boosted by £1.5 million from the Scottish Government
¶ Renewable energy will get priority over fossil fuel in Philippine approvals for new plants. That means coal power will be low on the list, Bloomberg reports, citing Gina Lopez, the new energy minister. She said the country should build wind, solar and geothermal projects for both economic and environmental reasons. [EJ Insight]
¶ Russia’s concern about water rights is holding up a $1 billion loan package Mongolia is seeking from China. Mongolia wants to build a hydroelectric dam that would help it ensure independent supplies of energy. The Kremlin said the project could threaten Lake Baikal, 580 kilometers downstream. [The Japan Times]
Workers extract salt near the Russian town of Barnaul in 2011. | AFP-JIJI

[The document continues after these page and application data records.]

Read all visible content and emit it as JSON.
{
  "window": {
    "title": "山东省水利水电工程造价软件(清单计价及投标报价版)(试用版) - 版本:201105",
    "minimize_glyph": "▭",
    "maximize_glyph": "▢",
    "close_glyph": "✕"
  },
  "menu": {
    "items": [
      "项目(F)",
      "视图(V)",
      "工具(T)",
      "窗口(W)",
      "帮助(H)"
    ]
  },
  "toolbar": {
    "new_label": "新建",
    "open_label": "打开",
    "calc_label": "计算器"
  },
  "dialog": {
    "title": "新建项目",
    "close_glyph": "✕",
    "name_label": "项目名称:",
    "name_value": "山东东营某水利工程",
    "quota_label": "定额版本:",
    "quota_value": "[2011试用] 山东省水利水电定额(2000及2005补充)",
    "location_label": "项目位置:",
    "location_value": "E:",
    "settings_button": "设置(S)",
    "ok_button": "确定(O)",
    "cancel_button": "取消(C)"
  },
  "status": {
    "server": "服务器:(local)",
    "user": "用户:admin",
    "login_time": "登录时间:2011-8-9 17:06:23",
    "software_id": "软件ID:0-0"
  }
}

¶ Observers have commented that given the wide-spread corruption in the German auto industry, it seemed unlikely that Volkswagen would face any real repercussions from its diesel emissions scandal within Germany. Now, the Ministry of Transport has revealed that it will not fine VW (at all) for its many years of fraud. [CleanTechnica]
¶ Kangaroo Island has long been one of the great icons of Australian tourism. And now the third-biggest island in Australia, which lies just 120 km from Adelaide, wants to make its mark in a different way: by supplying 100% of its electricity needs and much of its transport fuels through locally sourced renewable energy. [The Guardian]
Admiral Arch on Kangaroo Island. Photo: Alamy
¶ ACWA Power Khalladi has confirmed final orders to suppliers and contractors for the construction of its 120-MW Wind Power Project in Jbel Sendouq, in the North of Morocco. The Moroccan National Renewable Energy Strategy / Wind Power plan aims for 2,000 MW Wind Power to be on the country’s grid by 2020. [Zawya]
¶ ABB has refurbished three high voltage direct current converter stations on the power transmission link between Québec and New England. The project was carried out for Hydro-Québec and National Grid. The 1,500 km linkage connects will benefit areas such as Boston with alternative sources of electricity. [CleanTechnology News]
ABB completed a HVDC link from Canada to the US. ABB courtesy photo.
¶ The Airports Authority of India aims to have 146 MW of solar capacity, in line with a plan to make airports energy and water self-sufficient. India’s Civil Aviation Minister said 5.4 MW of solar systems are already producing power at airports in the country, with a further 24.1 MW to go online by December 2016. [SeeNews Renewables]
¶ Germany’s new renewable energy law is not as ambitious as other EU states and lacks stability in volumes for offshore wind, according to WindEurope. The law sets a variable offshore cap to ensure the country reaches its 15 GW wind energy target in the next 15 years, and it replaces feed-in tariffs with auctions. [Financial Times]
Offshore wind farm with substation. Photo by energy.gov.
Public domain. Wikimedia Commons.
¶ Panasonic Corporation of Japan, Tesla’s partner for the lithium-ion battery Gigafactory in Nevada, has revealed that it expects its annual sales of auto-related lithium-ion batteries to more than double within 3 years owing to expected strong and growing demand for Tesla’s products, according to recent reports. [CleanTechnica]
¶ The days when close to 70% of California’s residential solar installations were leased may be over. Tara Kelly, chair of the San Diego chapter of CALSEIA, said most residential customers now prefer owning solar panels. She said about 96% of Sullivan Solar Power’s customers use cash or loans, and only 4% use leases. [CleanTechnica]
Solar PVs being installed. Photo courtesy of Renovate America.
¶ Consumer Reports says, “There has probably never been a better time to switch to solar.” That’s because the cost of a residential solar system today is about the same as purchasing an economy car. Just as that car can help “pay for itself” with lower operating costs, a solar system can also “pay for itself” with lower bills. [Solar Love]
¶ Estimated subsidies for nuclear plants in New York have soared to $965 million over the first two years of the Clean Energy Standard program, the Department of Public Service said in a new proposal. Initial estimates of the subsidies for nuclear facilities were in the range of $59 million to $658 million through 2023. [Albany Times Union]